Keds, the iconic women’s sneaker brand, announced the release of the inaugural issue of The Keds Hand-book for Women, just in time for International Women’s Day. Since creating the first sneaker for women back in 1916, Keds has been about helping women expand the possibility of what they can do and who they can be.
A lot of strides have been made since then, but there are still rules—written and unwritten—on the “right” way to be a woman.
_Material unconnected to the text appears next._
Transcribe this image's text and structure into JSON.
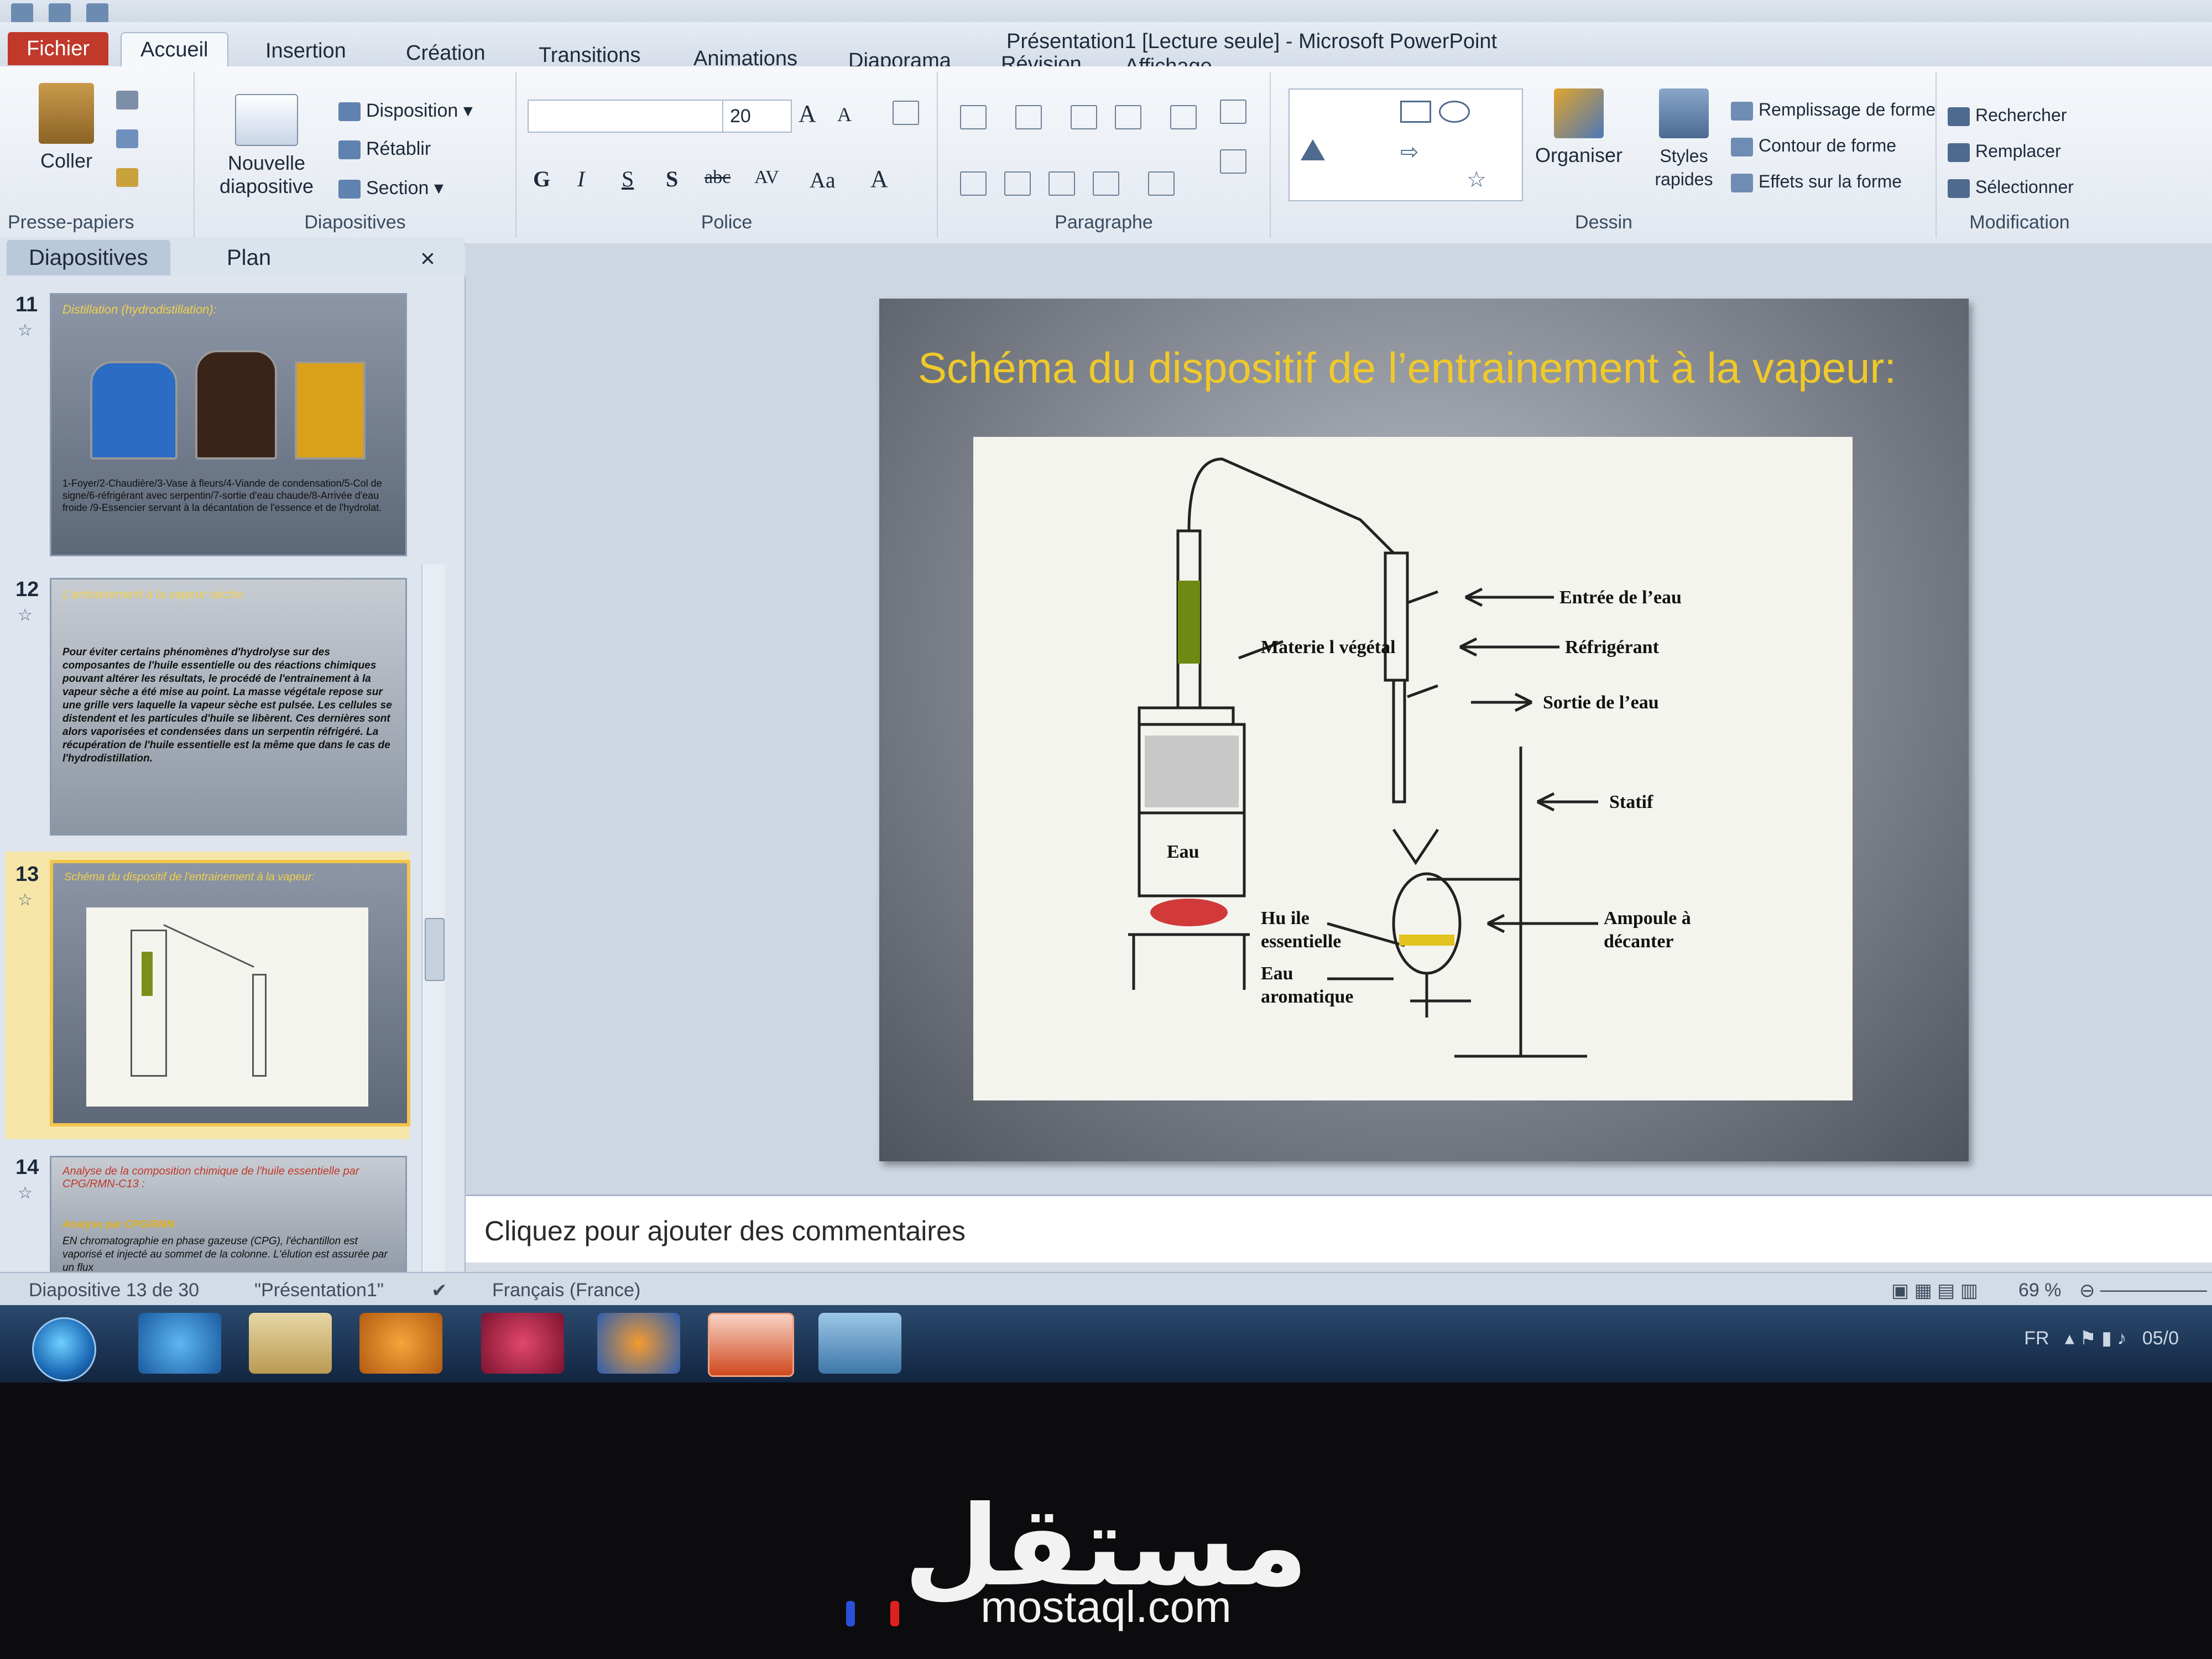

Keds is helping women break these rules by reinforcing the idea that every woman should feel comfortable asserting her true self, whatever that means.
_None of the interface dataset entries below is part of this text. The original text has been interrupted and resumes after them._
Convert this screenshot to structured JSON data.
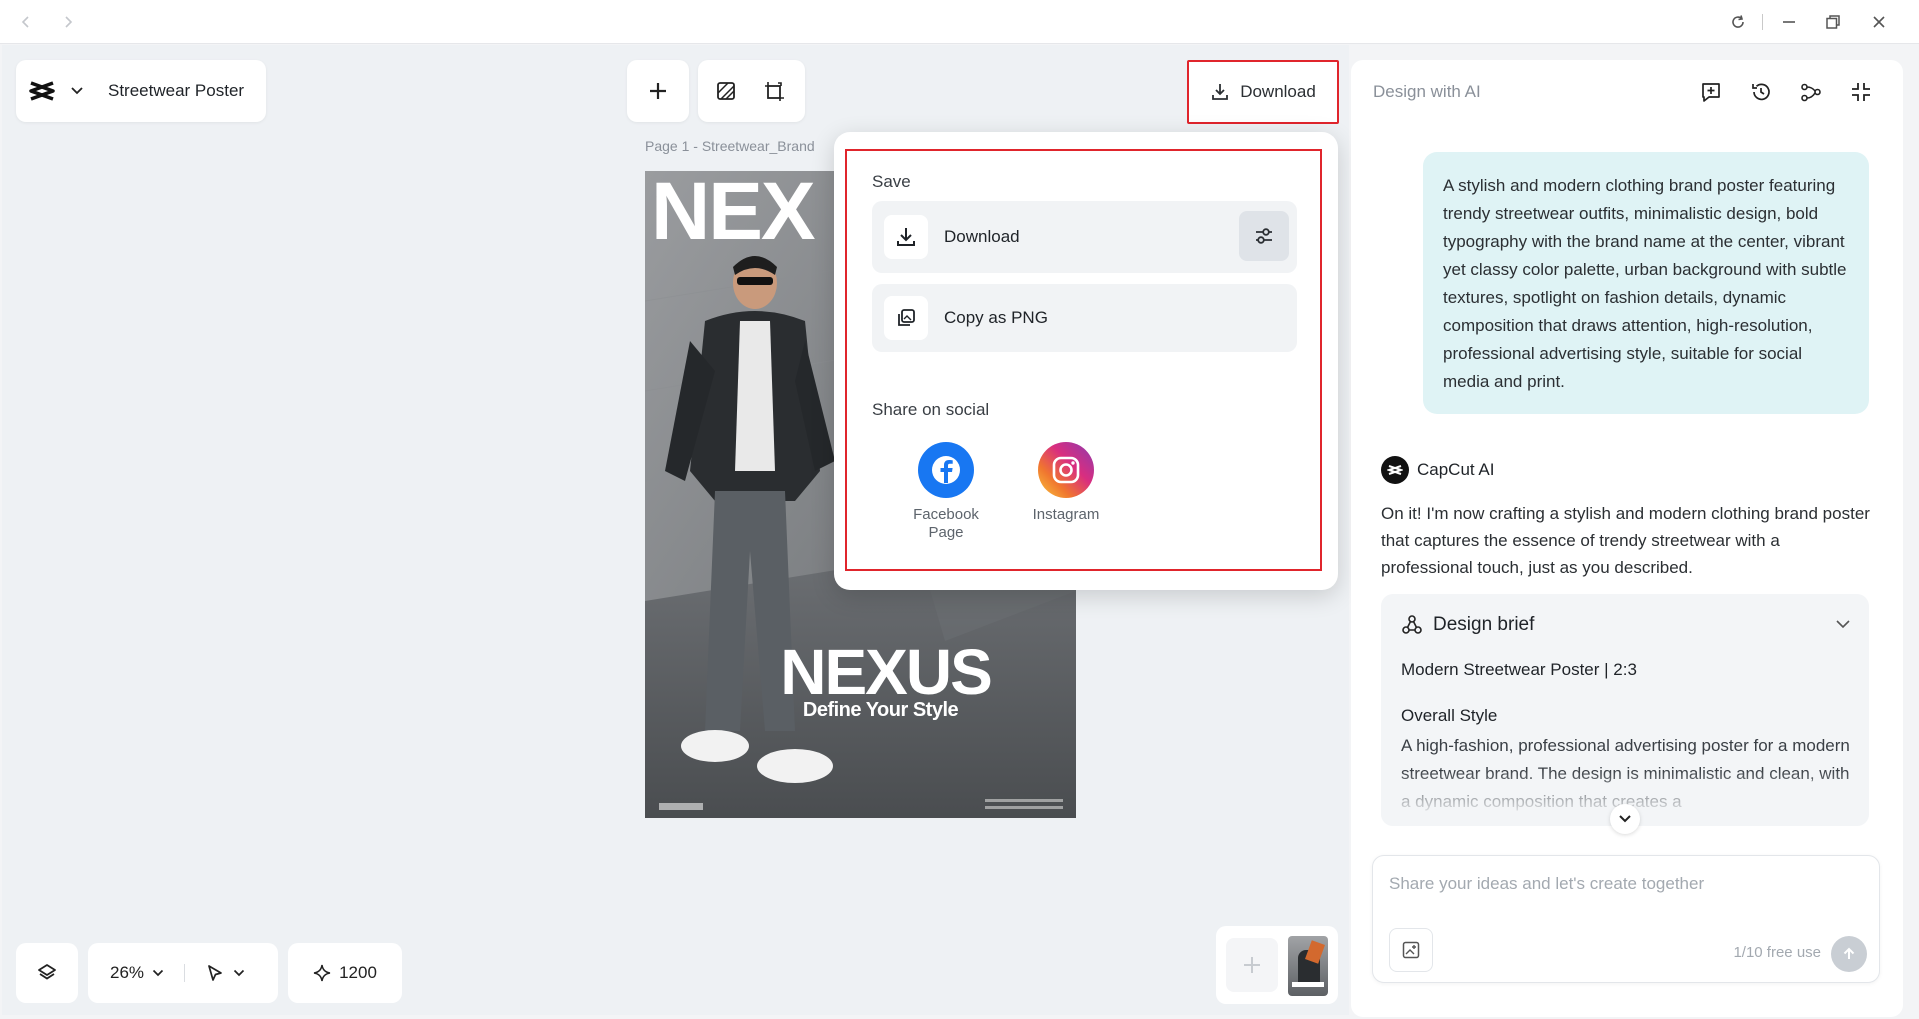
{
  "project": {
    "name": "Streetwear Poster"
  },
  "header": {
    "download_label": "Download"
  },
  "canvas": {
    "page_label": "Page 1 -   Streetwear_Brand"
  },
  "poster": {
    "top_text": "NEX",
    "brand": "NEXUS",
    "tagline": "Define Your Style"
  },
  "popover": {
    "save_label": "Save",
    "download_label": "Download",
    "copy_label": "Copy as PNG",
    "share_label": "Share on social",
    "socials": [
      {
        "label": "Facebook Page",
        "icon": "facebook-icon"
      },
      {
        "label": "Instagram",
        "icon": "instagram-icon"
      }
    ]
  },
  "bottom_toolbar": {
    "zoom": "26%",
    "credits": "1200"
  },
  "ai_panel": {
    "title": "Design with AI",
    "user_prompt": "A stylish and modern clothing brand poster featuring trendy streetwear outfits, minimalistic design, bold typography with the brand name at the center, vibrant yet classy color palette, urban background with subtle textures, spotlight on fashion details, dynamic composition that draws attention, high-resolution, professional advertising style, suitable for social media and print.",
    "assistant_name": "CapCut AI",
    "assistant_reply": "On it! I'm now crafting a stylish and modern clothing brand poster that captures the essence of trendy streetwear with a professional touch, just as you described.",
    "brief": {
      "title": "Design brief",
      "subtitle": "Modern Streetwear Poster | 2:3",
      "style_heading": "Overall Style",
      "style_text": "A high-fashion, professional advertising poster for a modern streetwear brand. The design is minimalistic and clean, with a dynamic composition that creates a"
    },
    "input_placeholder": "Share your ideas and let's create together",
    "free_use": "1/10 free use"
  },
  "colors": {
    "highlight": "#e0252c",
    "bubble": "#dff3f5",
    "facebook": "#1877f2"
  }
}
The Keds Hand-book for Women is inspired by The Keds Hand-book for Girls series published in the early 1920s which encouraged young women to get out and exert their independence—a revolutionary move in a time when society was telling women to sit pretty and ask for permission. But rather than offering advice on how to fish or play basketball, Keds has modernized the hand-book to give women the chance to tell their own stories in their own words.
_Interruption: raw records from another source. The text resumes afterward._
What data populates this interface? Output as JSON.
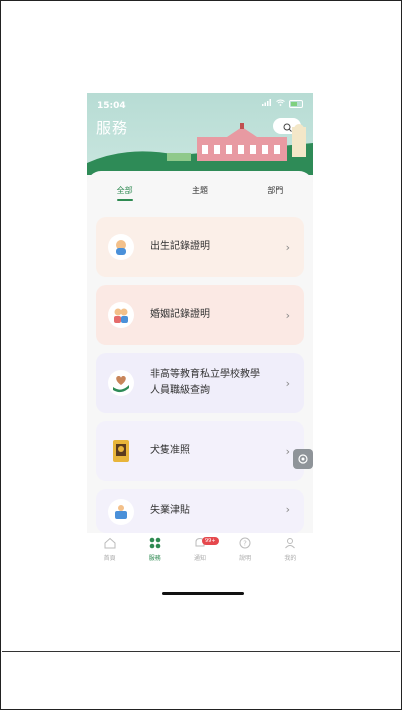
{
  "status_bar": {
    "time": "15:04"
  },
  "header": {
    "title": "服務"
  },
  "tabs": [
    {
      "label": "全部",
      "active": true
    },
    {
      "label": "主題",
      "active": false
    },
    {
      "label": "部門",
      "active": false
    }
  ],
  "services": [
    {
      "label": "出生記錄證明",
      "icon": "baby-icon"
    },
    {
      "label": "婚姻記錄證明",
      "icon": "couple-icon"
    },
    {
      "label_line1": "非高等教育私立學校教學",
      "label_line2": "人員職級查詢",
      "icon": "teacher-icon"
    },
    {
      "label": "犬隻准照",
      "icon": "dog-license-icon"
    },
    {
      "label": "失業津貼",
      "icon": "unemployment-icon"
    }
  ],
  "bottom_nav": [
    {
      "label": "首頁",
      "icon": "home-icon"
    },
    {
      "label": "服務",
      "icon": "services-icon",
      "active": true
    },
    {
      "label": "通知",
      "icon": "notification-icon",
      "badge": "99+"
    },
    {
      "label": "說明",
      "icon": "help-icon"
    },
    {
      "label": "我的",
      "icon": "profile-icon"
    }
  ],
  "colors": {
    "accent": "#2f8a52",
    "header_bg": "#b7dcd4",
    "badge": "#e5484d",
    "building": "#e89aa2"
  }
}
It isn’t just a hand-book, it’s a movement and a platform to encourage women to be their true selves, whatever that means to them. It’s about letting women, real women, tell their stories—unfiltered and unapologetically—because by showing the world that there is no “one” or “right” way to be, we pave a path for more acceptance, compassion, and understanding for all. Something Keds has stood for for over 100 years.
“At Keds, we’re a group of mostly women (and a few good men), so we get how frustrating it is when brands try to tell women how they should look and act. There is no one definition of womanhood, “ says Lisa Lewis, Keds’ Vice President of Marketing. “We modernized the hand-book as a way to embrace our heritage in a new and fresh way – to make an emotional connection with our consumer that’s authentic to us and that speaks to her passions and beliefs in a way that empowers her to do her thing, and not to live by anyone else’s rules.”
To bring the first issue to life Keds worked with over seventy women, from photographers to makeup artists, printers, illustrators, fashion theorists, stylists, videographers to photo editors – even the brand’s new fonts were designed by women. The issue is centered around the theme of Power and features the stories of twenty-eight inspirational women, from teenage activists to big-time executives, who show that finding power in womanhood comes in many forms-from overcoming loss through writing to finding balance as a working mom.
A few of the notable women featured within the hand-book include Founder of the Phenomenal Woman Action Campaign, Meena Harris; Mental Health expert and Founder of The Little Ark, Nina Westbrook; Aija Mayrock, the bestselling author of The Survival Guide to Bullying, and Alana Mayo, who heads production and development at Michael B. Jordan’s production company, Outlier Society.
To read the issue, click here.